Radon is a common indoor air pollutant and a leading cause of lung cancer. You cannot see nor smell radon gas, making it harder to notice when it’s polluting your indoor air. Radon gas is emitted naturally when uranium decays in water or soil. It can get into your indoor air through foundation seams or cracks. The best way to detect high radon gas levels in your home is by using test kits that meet the standard requirements. It would also be best to hire a qualified and experienced expert to carry out the testing, especially during the heating season, because ventilation through windows and doors can tamper with the test results.

Excess Moisture
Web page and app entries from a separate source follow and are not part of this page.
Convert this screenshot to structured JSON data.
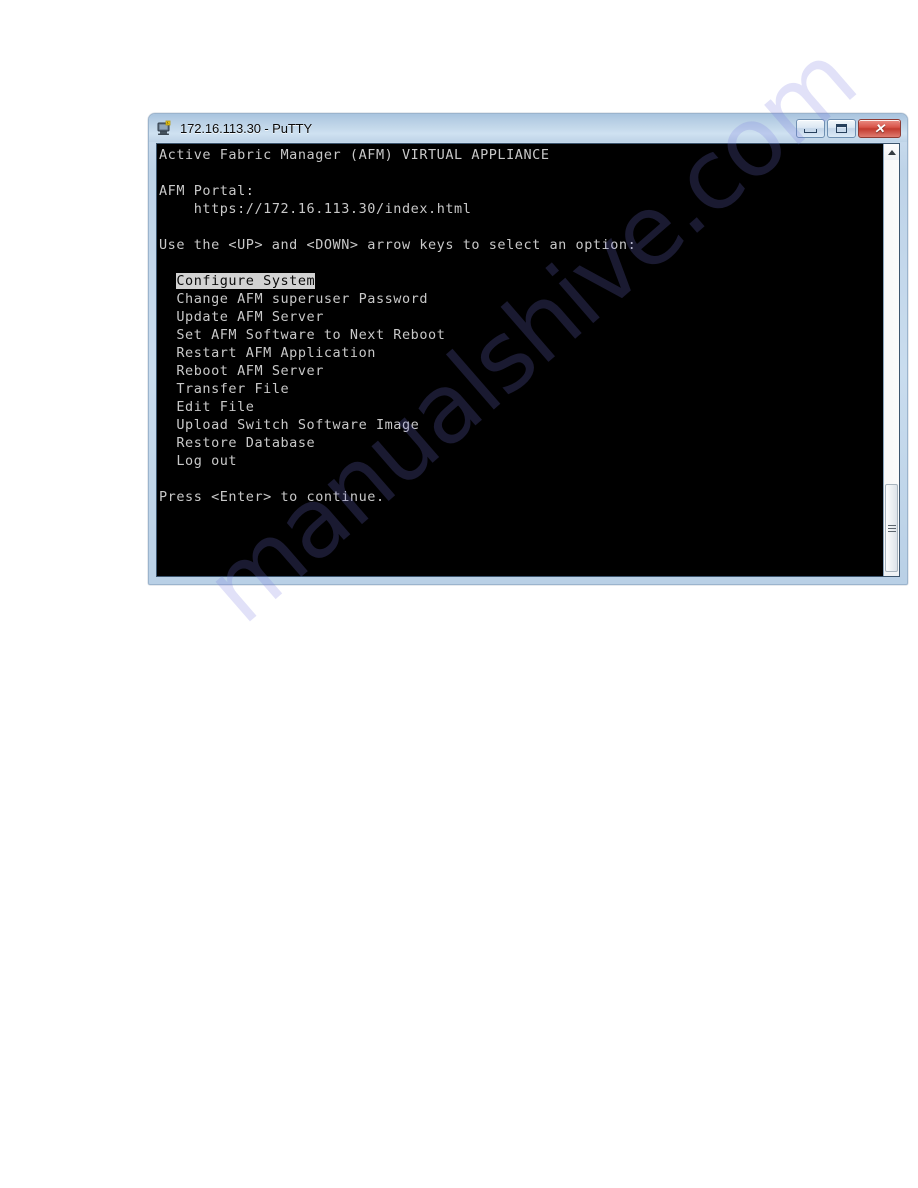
{
  "window": {
    "title": "172.16.113.30 - PuTTY",
    "icon": "putty-terminal-icon",
    "buttons": {
      "minimize": "–",
      "maximize": "□",
      "close": "✕"
    }
  },
  "terminal": {
    "background_color": "#000000",
    "foreground_color": "#c8c8c8",
    "highlight_background_color": "#d2d2d2",
    "highlight_foreground_color": "#0b0b0b",
    "lines": [
      "Active Fabric Manager (AFM) VIRTUAL APPLIANCE",
      "",
      "AFM Portal:",
      "    https://172.16.113.30/index.html",
      "",
      "Use the <UP> and <DOWN> arrow keys to select an option:",
      ""
    ],
    "heading": "Active Fabric Manager (AFM) VIRTUAL APPLIANCE",
    "portal_label": "AFM Portal:",
    "portal_url": "https://172.16.113.30/index.html",
    "instruction": "Use the <UP> and <DOWN> arrow keys to select an option:",
    "menu": {
      "selected_index": 0,
      "items": [
        "Configure System",
        "Change AFM superuser Password",
        "Update AFM Server",
        "Set AFM Software to Next Reboot",
        "Restart AFM Application",
        "Reboot AFM Server",
        "Transfer File",
        "Edit File",
        "Upload Switch Software Image",
        "Restore Database",
        "Log out"
      ]
    },
    "prompt": "Press <Enter> to continue."
  },
  "scrollbar": {
    "up_arrow": "scroll-up-arrow",
    "down_arrow": "scroll-down-arrow",
    "thumb": "scroll-thumb"
  },
  "watermark": {
    "text": "manualshive.com",
    "color": "#7878e1"
  }
}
Moisture is an important yet least recognized indoor air pollutant. It can affect your health and the structural well-being of your house. Moist occurs when warm moist air settles on surfaces like walls, mirrors, and windows of a cooler place. Since cooler air cannot hold much moisture, the excess condenses to form droplets on a surface. When moisture collects in droplets, it forms mildew, dust mites and mold that cause allergies and asthma. Mold also destroys wood products and fastens rusting of metals. Moisture indoors affects your comfort.
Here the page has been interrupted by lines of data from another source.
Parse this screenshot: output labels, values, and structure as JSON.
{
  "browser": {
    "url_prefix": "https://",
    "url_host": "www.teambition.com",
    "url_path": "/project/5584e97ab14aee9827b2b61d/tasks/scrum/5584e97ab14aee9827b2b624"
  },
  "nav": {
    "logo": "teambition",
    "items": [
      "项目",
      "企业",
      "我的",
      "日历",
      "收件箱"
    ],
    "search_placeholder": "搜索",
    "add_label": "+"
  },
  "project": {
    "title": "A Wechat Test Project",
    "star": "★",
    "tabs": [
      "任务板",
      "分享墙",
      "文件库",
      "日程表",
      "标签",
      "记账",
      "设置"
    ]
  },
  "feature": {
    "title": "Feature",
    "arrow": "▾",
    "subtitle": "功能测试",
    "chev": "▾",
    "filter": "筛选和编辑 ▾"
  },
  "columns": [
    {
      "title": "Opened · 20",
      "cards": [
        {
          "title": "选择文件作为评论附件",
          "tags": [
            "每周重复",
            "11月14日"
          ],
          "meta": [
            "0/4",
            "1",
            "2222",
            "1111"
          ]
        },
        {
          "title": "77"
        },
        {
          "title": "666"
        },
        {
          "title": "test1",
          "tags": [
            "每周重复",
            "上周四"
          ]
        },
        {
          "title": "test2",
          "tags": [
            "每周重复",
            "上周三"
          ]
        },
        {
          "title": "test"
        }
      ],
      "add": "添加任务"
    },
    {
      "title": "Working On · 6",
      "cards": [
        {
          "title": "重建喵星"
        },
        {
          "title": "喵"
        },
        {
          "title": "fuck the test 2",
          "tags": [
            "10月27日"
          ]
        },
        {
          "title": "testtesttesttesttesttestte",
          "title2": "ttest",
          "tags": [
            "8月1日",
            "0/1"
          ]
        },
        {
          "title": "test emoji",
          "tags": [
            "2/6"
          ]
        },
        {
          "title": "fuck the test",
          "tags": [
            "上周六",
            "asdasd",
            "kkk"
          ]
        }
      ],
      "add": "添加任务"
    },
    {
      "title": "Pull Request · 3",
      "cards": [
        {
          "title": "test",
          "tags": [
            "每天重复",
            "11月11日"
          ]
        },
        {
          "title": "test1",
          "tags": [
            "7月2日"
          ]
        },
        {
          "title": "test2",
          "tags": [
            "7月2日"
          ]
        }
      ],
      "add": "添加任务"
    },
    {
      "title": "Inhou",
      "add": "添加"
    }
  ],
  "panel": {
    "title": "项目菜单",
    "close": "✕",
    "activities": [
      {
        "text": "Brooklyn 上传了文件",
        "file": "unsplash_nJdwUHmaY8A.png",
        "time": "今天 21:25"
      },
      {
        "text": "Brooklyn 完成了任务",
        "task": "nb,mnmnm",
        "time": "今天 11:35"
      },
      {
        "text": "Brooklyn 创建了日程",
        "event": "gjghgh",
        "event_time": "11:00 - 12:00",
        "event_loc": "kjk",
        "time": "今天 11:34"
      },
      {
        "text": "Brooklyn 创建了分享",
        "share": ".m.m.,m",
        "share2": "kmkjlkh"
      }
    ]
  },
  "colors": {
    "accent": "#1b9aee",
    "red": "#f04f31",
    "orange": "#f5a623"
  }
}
Combustion Products

Gas-fired appliances, such as water heaters, some dryers, and furnaces, emit carbon dioxide and water vapor. Combustion pollutants can quickly enter your home if you don’t vent the appliances correctly to the outside. Carbon dioxide is a dangerous indoor air pollutant because it’s toxic, odorless, and colorless. You can easily detect this gas in your indoor air through a carbon dioxide detector. Some common carbon dioxide sources in your home may include damaged or improperly sized boilers or furnaces, unvented gas heaters, and faulty or poorly adjusted gas appliances.


Pesticides are a common indoor air pollutant, common in products that control rodents, insects, microbes, termites, and pests. They are common products in most homes, such as disinfectants and insecticides. Long-term exposure to pesticides can affect your throat, nose, and nose. It can also damage your central nervous system and increase the risks of cancer.

Candles and Incense

Surprisingly, candle and incense are common indoor air pollutants because they produce particles and other contaminants after burning. Scented candles also emit some amounts of VOCs and formaldehyde. However, the particles might not be harmful if you burn candles occasionally.

Wood Smoke

Smoke is a common indoor air contaminant common in homes that use wood as a source of fuel for warmth and cooking. Wood has several benefits, but it also produces harmful smoke if you fail to ventilate your home properly. You can avoid the common indoor air contaminant by changing old wood stoves to newer and cleaner stoves to reduce wood smoke’s health risks.

Proper ventilation can help eliminate these indoor air pollutants. We can help Cedarburg homeowners to ventilate their homes properly and with effective air filters. Residents can also rely on us for maintenance agreements, ductless mini-split systems, gas furnaces, garage heaters, and Wi-Fi smart thermostats. Contact Hometown Heating and Air today to access your home for indoor air pollutants.